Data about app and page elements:
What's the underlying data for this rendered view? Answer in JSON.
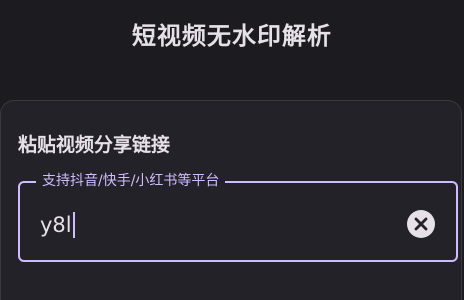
{
  "header": {
    "title": "短视频无水印解析"
  },
  "share_card": {
    "heading": "粘贴视频分享链接",
    "link_field": {
      "label": "支持抖音/快手/小红书等平台",
      "value": "y8l",
      "clear_icon": "clear-circle-icon"
    }
  },
  "colors": {
    "background": "#1c1b20",
    "card": "#232228",
    "accent": "#cdbdff",
    "text": "#e6e1e9"
  }
}
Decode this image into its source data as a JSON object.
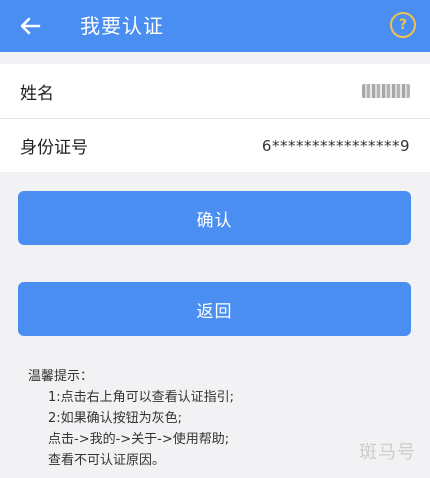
{
  "header": {
    "title": "我要认证",
    "help_icon_text": "?",
    "background_color": "#4a8ef2",
    "help_icon_color": "#f1c24f"
  },
  "form": {
    "name_label": "姓名",
    "name_value_redacted": true,
    "id_label": "身份证号",
    "id_value": "6****************9"
  },
  "buttons": {
    "confirm_label": "确认",
    "return_label": "返回"
  },
  "tips": {
    "title": "温馨提示：",
    "line1": "1:点击右上角可以查看认证指引;",
    "line2": "2:如果确认按钮为灰色;",
    "line3": "点击->我的->关于->使用帮助;",
    "line4": "查看不可认证原因。"
  },
  "watermark": "斑马号"
}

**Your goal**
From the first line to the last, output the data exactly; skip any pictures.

**Solution for this task**
What's the underlying data for this rendered view? Answer in JSON.
{
  "header": {
    "title": "短视频无水印解析"
  },
  "share_card": {
    "heading": "粘贴视频分享链接",
    "link_field": {
      "label": "支持抖音/快手/小红书等平台",
      "value": "y8l",
      "clear_icon": "clear-circle-icon"
    }
  },
  "colors": {
    "background": "#1c1b20",
    "card": "#232228",
    "accent": "#cdbdff",
    "text": "#e6e1e9"
  }
}
Decode this image into its source data as a JSON object.
{
  "header": {
    "title": "我要认证",
    "help_icon_text": "?",
    "background_color": "#4a8ef2",
    "help_icon_color": "#f1c24f"
  },
  "form": {
    "name_label": "姓名",
    "name_value_redacted": true,
    "id_label": "身份证号",
    "id_value": "6****************9"
  },
  "buttons": {
    "confirm_label": "确认",
    "return_label": "返回"
  },
  "tips": {
    "title": "温馨提示：",
    "line1": "1:点击右上角可以查看认证指引;",
    "line2": "2:如果确认按钮为灰色;",
    "line3": "点击->我的->关于->使用帮助;",
    "line4": "查看不可认证原因。"
  },
  "watermark": "斑马号"
}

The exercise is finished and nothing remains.